Flowery resolutions declaring a county, city or town a “Second Amendment sanctuary” don’t offer gun owners any protection. But plain old inertia might.

President Donald Trump’s U.S. Justice Department issued a rule banning bump stocks — which allow rapid-fire shooting by using recoil to activate successive trigger pulls, mimicking the operation of an automatic weapon — that took effect last March. Owners are required to surrender the devices, but noncompliance is widespread.

Only several hundred bump stocks were turned in to the Bureau of Alcohol, Tobacco, Firearms and Explosives between the rule’s passage in December 2018 and the March 2019 date it took effect. Between 280,000 and 520,000 were in circulation.

“Bump stocks illegal now, but few, if any, local owners have turned theirs in,” an April headline in The Blade of Toledo, Ohio, reported.

The vaunted ATF, backed by the full might of the United States federal government, can’t account for a measly few hundred thousand bump stocks. More likely, it lacks the appetite to force confrontations by rounding them up. Gun owners shrugged and Uncle Sam blinked.

Americans own between 5 million and 10 million AR-15s. There’s no putting that genie back in the bottle.

Gun control advocates have awoken a sleeping giant in Virginia and energized a grassroots movement of passionate Second Amendment defenders. Lawmakers in bordering states, including ours, ought to pay attention.
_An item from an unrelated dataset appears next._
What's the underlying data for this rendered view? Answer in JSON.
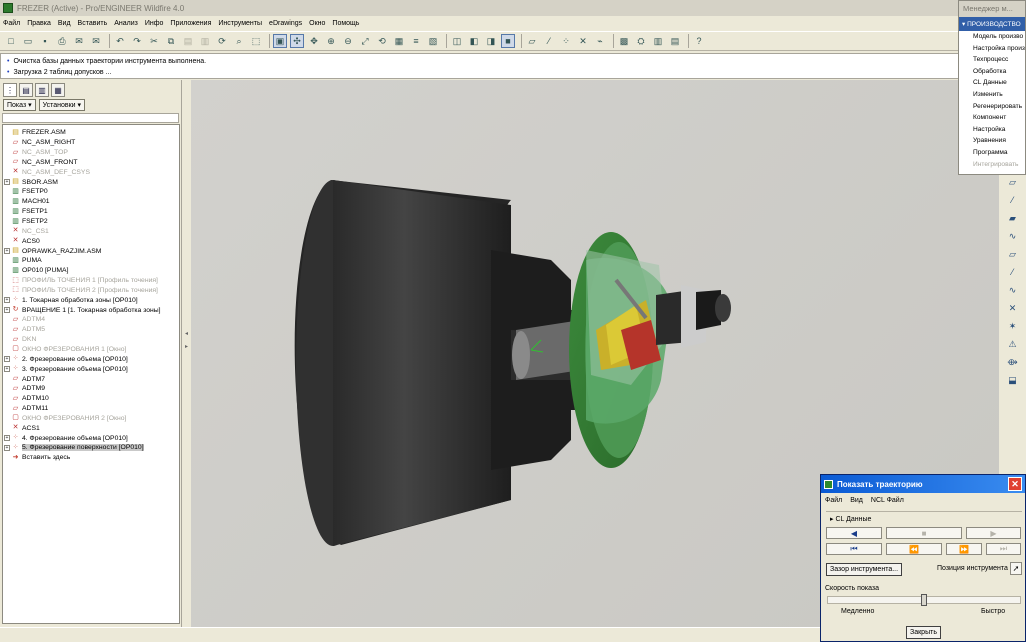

Corey Friedman is editor of The Wilson Times. Reach him at 252-265-7813 and cfriedman@wilsontimes.com.